Among all of that is Mandy’s role of the revenge-seeking, sword-wielding Inigo. His quest to find and kill Count Rugen, the six-fingered man who murdered his father, is a story of love and loss that we can all understand but was personal for Mandy in that shortly before he began filming the movie he lost his own father to cancer and so he was struggling with his own grief during that movie. In the final confrontation between Inigo and Rugen, as Inigo is advancing on Rugen, saying over and over again his famous lines of “Hello, my name is Inigo Montoya. You killed my father. Prepare to die!”, his voice building like a waves ever higher to crash down on the shore, Mandy was putting all of his own grief into every shout, turning Rugen into the cancer that killed his own father.
And in that last moment, just after Rugen offers Inigo anything he wants in order to spare Rugen’s life and before Inigo runs him through, when Inigo says “I want my father back, you son of a bitch!” that’s Mandy in that moment, raw, open, and hurting for us all to see, wanting nothing more in the world to have his father back.
Unlike other actors who get annoyed when people ask them about roles long since past and ignoring more recent work (as I’ve heard some get, like Tim Curry if you bring up Frank-N-Furter), Mandy will still quote that line with a genuine smile if a fan asks him.
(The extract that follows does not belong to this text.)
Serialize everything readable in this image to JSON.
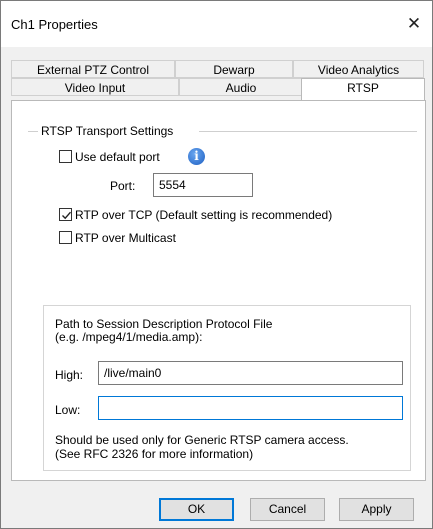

Even though it’s been over twenty-five years since he filmed that movie, that line is important to people and important to him and he gets, and I think cherishes, that.
I think Alan Rickman was the same.
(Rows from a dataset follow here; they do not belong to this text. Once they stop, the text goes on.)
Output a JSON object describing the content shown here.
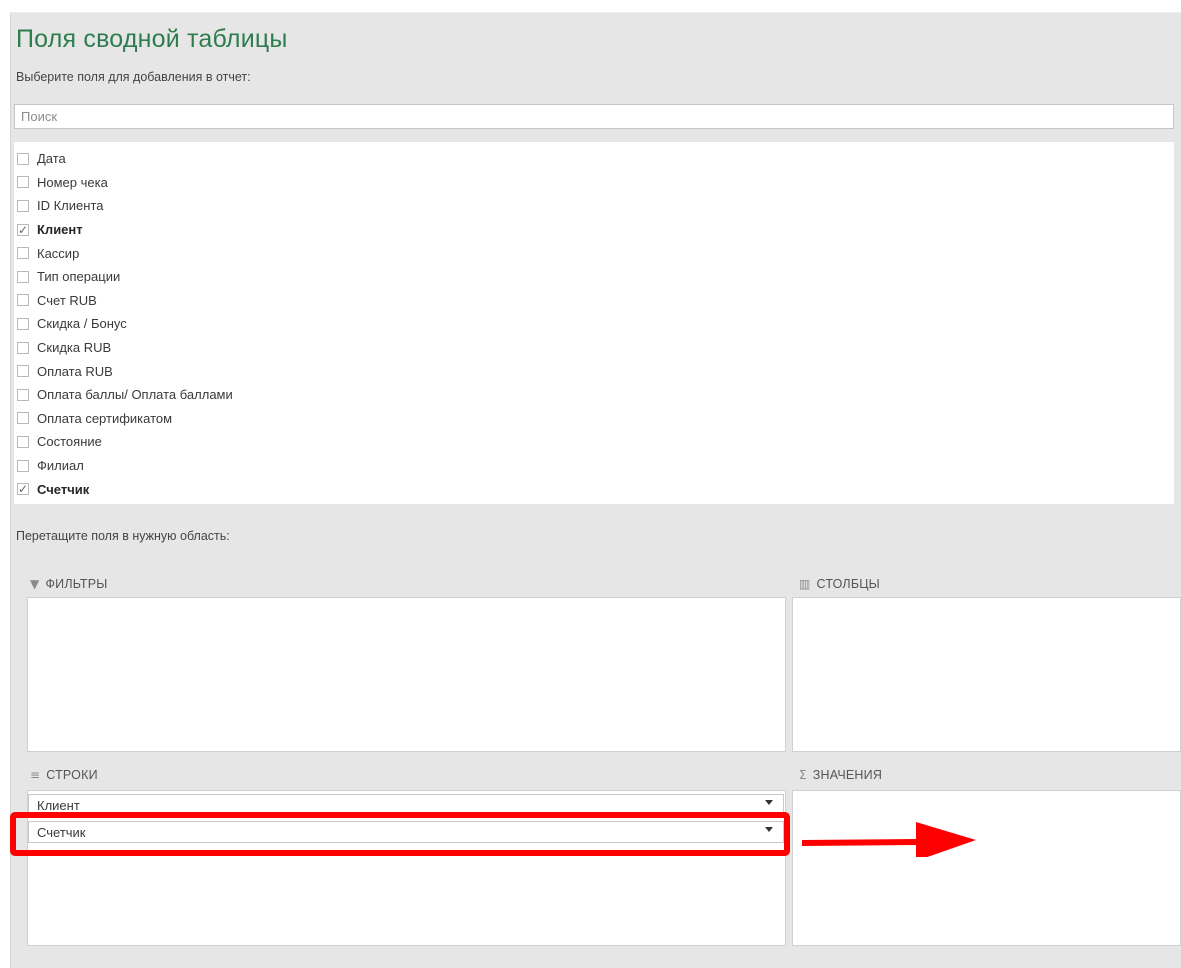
{
  "panel": {
    "title": "Поля сводной таблицы",
    "subtitle": "Выберите поля для добавления в отчет:",
    "search_placeholder": "Поиск"
  },
  "fields": [
    {
      "label": "Дата",
      "checked": false
    },
    {
      "label": "Номер чека",
      "checked": false
    },
    {
      "label": "ID Клиента",
      "checked": false
    },
    {
      "label": "Клиент",
      "checked": true
    },
    {
      "label": "Кассир",
      "checked": false
    },
    {
      "label": "Тип операции",
      "checked": false
    },
    {
      "label": "Счет RUB",
      "checked": false
    },
    {
      "label": "Скидка / Бонус",
      "checked": false
    },
    {
      "label": "Скидка RUB",
      "checked": false
    },
    {
      "label": "Оплата RUB",
      "checked": false
    },
    {
      "label": "Оплата баллы/ Оплата баллами",
      "checked": false
    },
    {
      "label": "Оплата сертификатом",
      "checked": false
    },
    {
      "label": "Состояние",
      "checked": false
    },
    {
      "label": "Филиал",
      "checked": false
    },
    {
      "label": "Счетчик",
      "checked": true
    }
  ],
  "areas": {
    "drag_hint": "Перетащите поля в нужную область:",
    "filters": {
      "label": "ФИЛЬТРЫ",
      "icon": "filter-icon"
    },
    "columns": {
      "label": "СТОЛБЦЫ",
      "icon": "columns-icon"
    },
    "rows": {
      "label": "СТРОКИ",
      "icon": "rows-icon",
      "items": [
        "Клиент",
        "Счетчик"
      ]
    },
    "values": {
      "label": "ЗНАЧЕНИЯ",
      "icon": "sigma-icon"
    }
  },
  "annotation": {
    "color": "#ff0000"
  }
}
The first time I saw Alan Rickman on screen was as Sheriff George of Nottingham in Robin Hood: Prince of Thieves opposite Kevin Costner and he was bloody brilliant as a villain in that. There is no one in my friends group who doesn’t know that the answering line to “Get me a spoon so I can cut out his heart.” is “Because it’s dull, you twit, it’ll hurt more!” His Hans Gruber in Die Hard, with the dry “Now I have a machine gun. Ho. Ho. Ho.”, was also fantastic and I know there is a vast horde of people for whom it’s not really Christmas unless they see Alan Rickman fall off the top of Nakatomi Plaza.
But for so many others he’ll always be Severus Snape. Rickman was entrusted with the whole plot of Harry Potter by Rowling before the series was finished so that he could accurately portray Snape and the act that Snape had to put on, which is an incredible honor for anyone to have, and he did it wonderfully. He played that perfect villain so completely, and yet made the pivot at the end when we learn it was all just a ruse and the Snape was a good guy feel so genuine, that it’s no wonder his character is one of people’s favorites from the film series.
And it’s clear to us that him playing that part impacted him as well. I’ve been seeing this quote all over the internet today and it cuts the bottom out from under me because he didn’t get his wish.
But about us, the fans, he got it, he understood. He knew what Snape meant to us because that role meant something to him too. I have to wonder if that’s partially why he was able to make his role in GalaxyQuest as funny, and touching, as it was.
So thank you, Alan, for everything.